The characters are still exploring the Dusk Realm with the Tokkis but now many other teams have joined in. And it is this increased number of people that leads to the problem. The Dusk Realm starts fighting back with much larger giants and more threats than ever before. Which is what also leads to the single stupidest decision ever made in Grimgar and we see the issue with Haruhiro and the others inherently following the leads of the other teams. Soma and the Daybreakers, as well as a bunch of other teams decide to try their hand at taking out these new enemies. And to be perfectly frank it all falls apart very quickly.
We also get a lot more relationship drama with Haruhiro being the standard mopey protagonist who bows out from pursuing the girl he likes just because he thinks she’s with one of his other team members (without ever actually asking her or confirming anything). It isn’t exactly Haruhiro’s finest moment as either the leader or a character, but what it does do is set the scene for some of his best growth yet over the course of these two books. Yes, he makes mistakes. Yes, he is mopey and whines a lot. And yes, he doesn’t get his team out of the dusk realm pronto when things start going south.
However, Haurhiro’s greatest strength is that he learns from each mistake. They might cost a lot but they are lessons that he burns into his very soul and resolves to avoid making again. Level 7 finishes with one of the best moments for Haruhiro. He isn’t suddenly some amazing leader and fighter, but he overcomes a challenge that really should have left him dead and he does it almost entirely alone.
Basically, Haurhiro is a character I can get behind. Right from the beginning he’s been weak and he’s full of faults, but what he achieves despite all of his weaknesses is amazing. The fact that he’s still trying and hasn’t just laid down to die is incredible. And the story presented here showcases all his faults and his greatest strengths and it is incredibly satisfying.
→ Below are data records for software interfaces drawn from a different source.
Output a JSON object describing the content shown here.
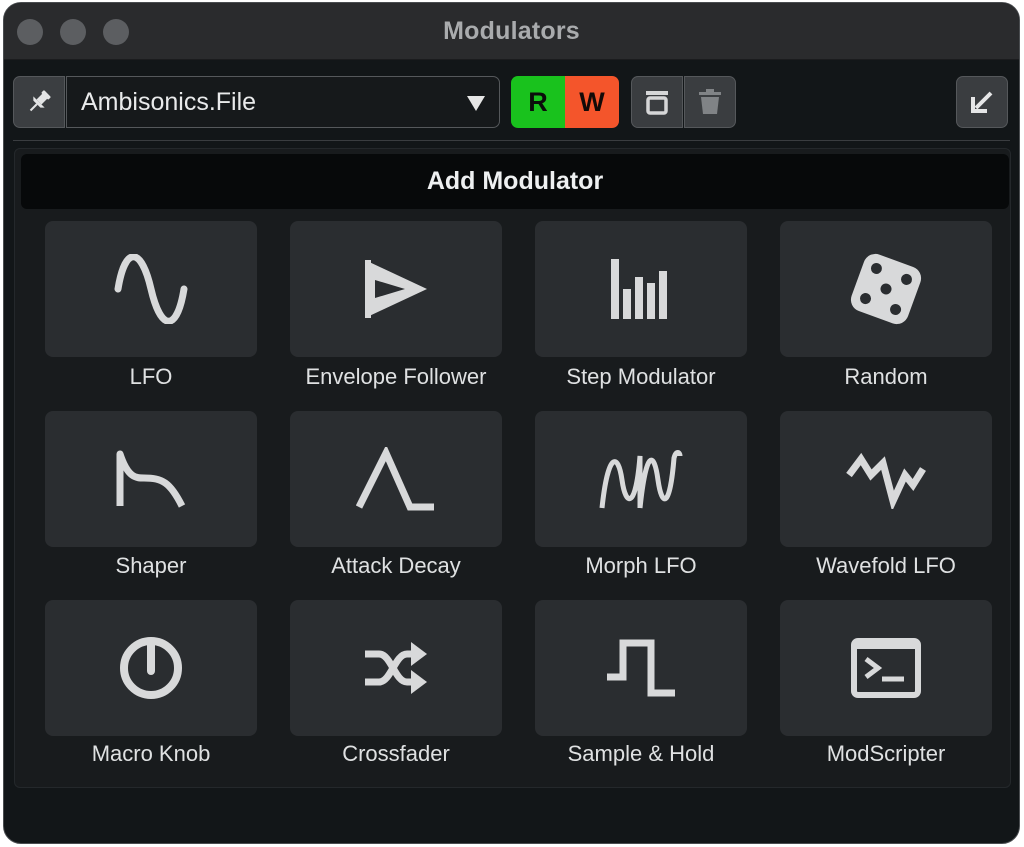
{
  "window": {
    "title": "Modulators"
  },
  "toolbar": {
    "preset_name": "Ambisonics.File",
    "read_label": "R",
    "write_label": "W"
  },
  "panel": {
    "header": "Add Modulator"
  },
  "modulators": [
    {
      "label": "LFO",
      "icon": "sine-wave-icon"
    },
    {
      "label": "Envelope Follower",
      "icon": "envelope-follower-icon"
    },
    {
      "label": "Step Modulator",
      "icon": "step-bars-icon"
    },
    {
      "label": "Random",
      "icon": "dice-icon"
    },
    {
      "label": "Shaper",
      "icon": "shaper-curve-icon"
    },
    {
      "label": "Attack Decay",
      "icon": "attack-decay-icon"
    },
    {
      "label": "Morph LFO",
      "icon": "morph-wave-icon"
    },
    {
      "label": "Wavefold LFO",
      "icon": "wavefold-icon"
    },
    {
      "label": "Macro Knob",
      "icon": "knob-icon"
    },
    {
      "label": "Crossfader",
      "icon": "shuffle-crossfade-icon"
    },
    {
      "label": "Sample & Hold",
      "icon": "square-pulse-icon"
    },
    {
      "label": "ModScripter",
      "icon": "terminal-icon"
    }
  ],
  "colors": {
    "read_green": "#19c21d",
    "write_orange": "#f4552b",
    "tile_bg": "#2a2d30"
  }
}
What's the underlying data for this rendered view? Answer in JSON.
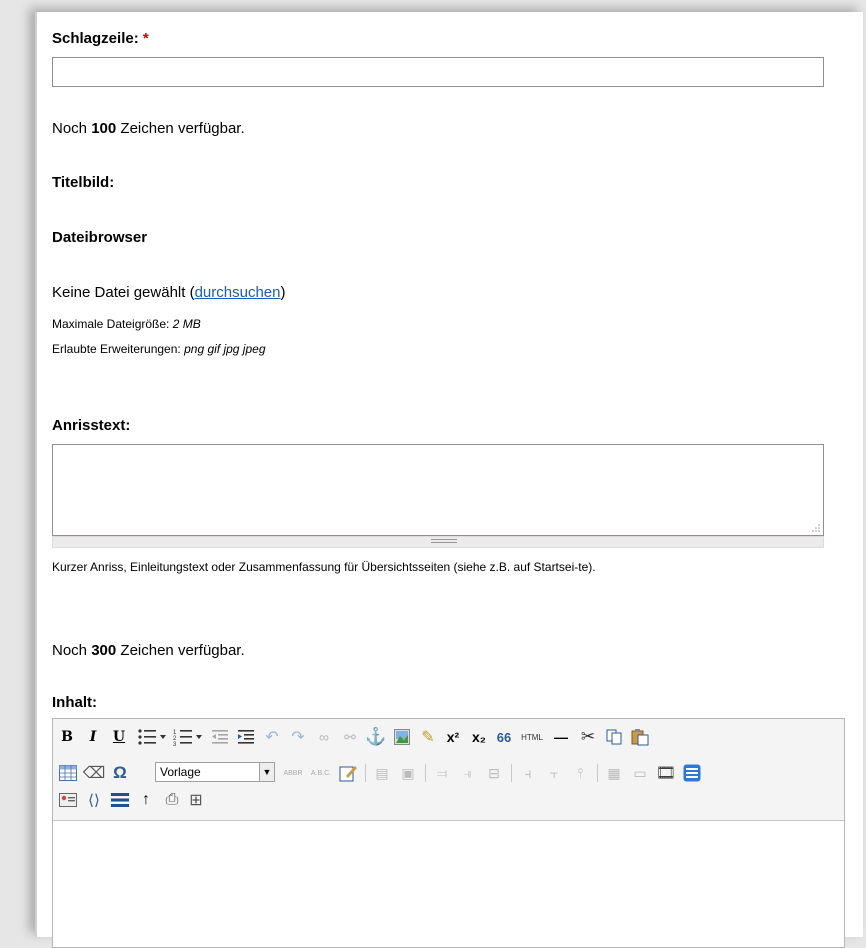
{
  "headline": {
    "label": "Schlagzeile:",
    "required_mark": "*",
    "value": "",
    "remaining_prefix": "Noch",
    "remaining_count": "100",
    "remaining_suffix": "Zeichen verfügbar."
  },
  "title_image": {
    "label": "Titelbild:",
    "browser_heading": "Dateibrowser",
    "no_file_prefix": "Keine Datei gewählt (",
    "browse_link": "durchsuchen",
    "no_file_suffix": ")",
    "max_size_label": "Maximale Dateigröße:",
    "max_size_value": "2 MB",
    "extensions_label": "Erlaubte Erweiterungen:",
    "extensions_value": "png gif jpg jpeg"
  },
  "teaser": {
    "label": "Anrisstext:",
    "value": "",
    "help_text": "Kurzer Anriss, Einleitungstext oder Zusammenfassung für Übersichtsseiten (siehe z.B. auf Startsei-te).",
    "remaining_prefix": "Noch",
    "remaining_count": "300",
    "remaining_suffix": "Zeichen verfügbar."
  },
  "content": {
    "label": "Inhalt:",
    "style_select": "Vorlage",
    "toolbar_text": {
      "bold": "B",
      "italic": "I",
      "underline": "U",
      "superscript": "x²",
      "subscript": "x₂",
      "quote": "66",
      "html": "HTML",
      "hr": "—",
      "omega": "Ω",
      "abbr": "ABBR",
      "abc": "A.B.C."
    }
  }
}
The inclusion of Lala and Nono in these two volumes is a bit more of a mixed bag in terms of characters. On the one hand, they are important catalysts and unlike other teams they don’t baby Haruhiro and his group and they certainly aren’t going to carry the weak with them. On the other hand, they just aren’t developed enough for their characters to really feel like they are anything more than plot devices at this stage. They point the way at the end of level 6 and show up in level 7 mostly to deliver an interesting moment where Haurhiro faces a moral choices and makes a choice that most people would say is probably right but it leaves the group in significant trouble.
I kind of get why these two characters are presented the way they are. The story is primarily told from Haruhiro’s point of view even though it isn’t in first person and Haruhiro does not understand these characters or really know what to make of them. It makes sense that the audience is also left with that impression. However, considering their significant impact on the plot at the end of both books, these two characters needed a little more.
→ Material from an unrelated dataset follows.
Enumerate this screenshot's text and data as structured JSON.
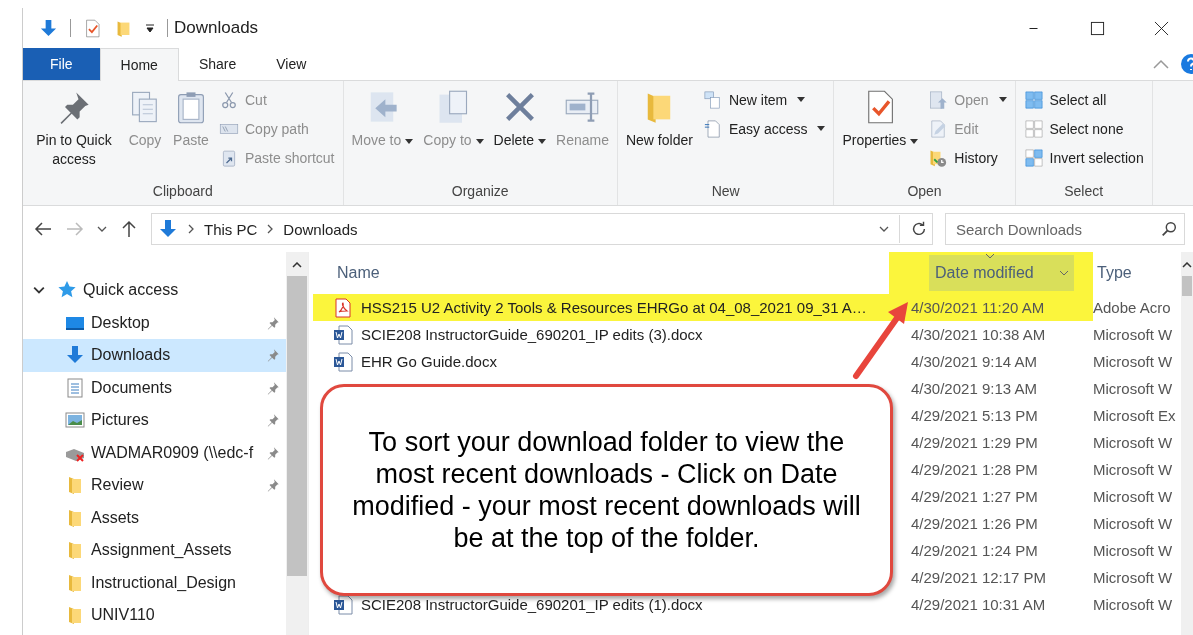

The rest of the team really do get sidelined though in terms of development. They each have their moments, and the group dynamic as a whole really gets explored during level 7 when they don’t know if they’ll ever get back to Grimgar, but as individuals they all just kind of blend into the group. It really feels like this story exists to push Haruhiro in his role as leader and while the rest of the team are growing their achievements aren’t as interesting and aren’t focused on.
I really enjoyed the two volumes and the story presented here. Level 7 ends on a bit of a cliff-hanger but it does feel like enough is resolved that I was happy with that as an ending point. I continue to really enjoy spending time in this world with these characters so even my complaints aren’t really complaints as much as areas that might have been a bit stronger. I found these books very easy to read and there is a nice mix of action and reflection over the two volumes. If you’ve read up to this point, these two are definitely a fine addition to the series.
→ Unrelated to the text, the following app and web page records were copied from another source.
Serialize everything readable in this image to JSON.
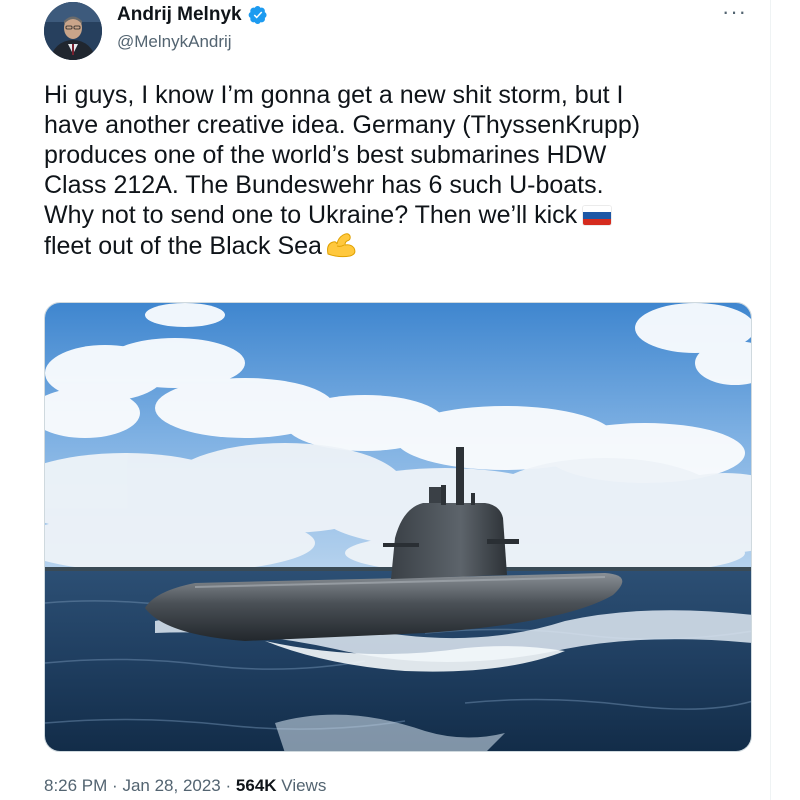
{
  "tweet": {
    "author_name": "Andrij Melnyk",
    "author_handle": "@MelnykAndrij",
    "more_icon_glyph": "···",
    "text_lines": [
      "Hi guys, I know I’m gonna get a new shit storm, but I",
      "have another creative idea. Germany (ThyssenKrupp)",
      "produces one of the world’s best submarines HDW",
      "Class 212A. The Bundeswehr has 6 such U-boats.",
      "Why not to send one to Ukraine? Then we’ll kick",
      "fleet out of the Black Sea"
    ],
    "inline_icons": [
      "russia-flag-icon",
      "flexed-biceps-icon"
    ],
    "time": "8:26 PM",
    "separator": "·",
    "date": "Jan 28, 2023",
    "views_count": "564K",
    "views_label": "Views"
  },
  "colors": {
    "verified": "#1d9bf0",
    "secondary_text": "#536471",
    "primary_text": "#0f1419"
  }
}
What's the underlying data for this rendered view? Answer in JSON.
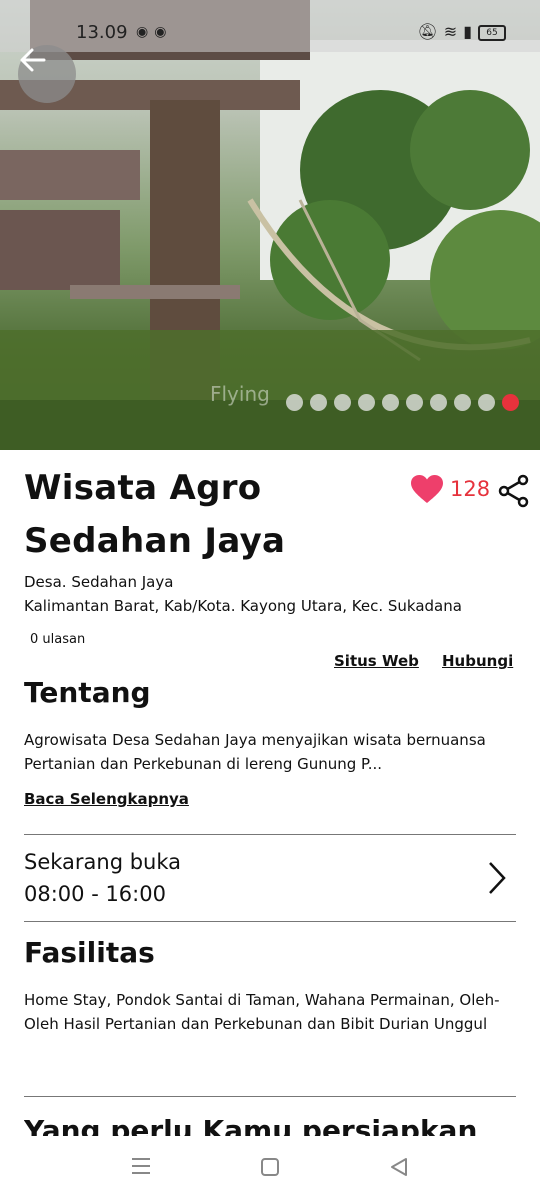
{
  "status_bar": {
    "time": "13.09",
    "battery": "65"
  },
  "hero": {
    "watermark": "Flying",
    "slide_count": 10,
    "active_slide": 10,
    "accent_color": "#e6323c"
  },
  "place": {
    "title": "Wisata Agro Sedahan Jaya",
    "likes": "128",
    "address_line1": "Desa. Sedahan Jaya",
    "address_line2": "Kalimantan Barat, Kab/Kota. Kayong Utara, Kec. Sukadana",
    "reviews": "0 ulasan"
  },
  "links": {
    "website": "Situs Web",
    "contact": "Hubungi"
  },
  "about": {
    "heading": "Tentang",
    "text": "Agrowisata Desa Sedahan Jaya menyajikan wisata bernuansa Pertanian dan Perkebunan di lereng Gunung P...",
    "read_more": "Baca Selengkapnya"
  },
  "hours": {
    "status": "Sekarang buka",
    "time": "08:00 - 16:00"
  },
  "facilities": {
    "heading": "Fasilitas",
    "text": "Home Stay, Pondok Santai di Taman, Wahana Permainan, Oleh-Oleh Hasil Pertanian dan Perkebunan dan Bibit Durian Unggul"
  },
  "next_section": {
    "heading": "Yang perlu Kamu persiapkan"
  },
  "icons": [
    "back-arrow-icon",
    "heart-icon",
    "share-icon",
    "chevron-right-icon",
    "menu-icon",
    "home-icon",
    "back-icon"
  ]
}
If you’re interested in reading Grimgar of Fantasy and Ash Volume 6 and Grimgar of Fantasy and Ash Volume 7 they are available on the Book Depository.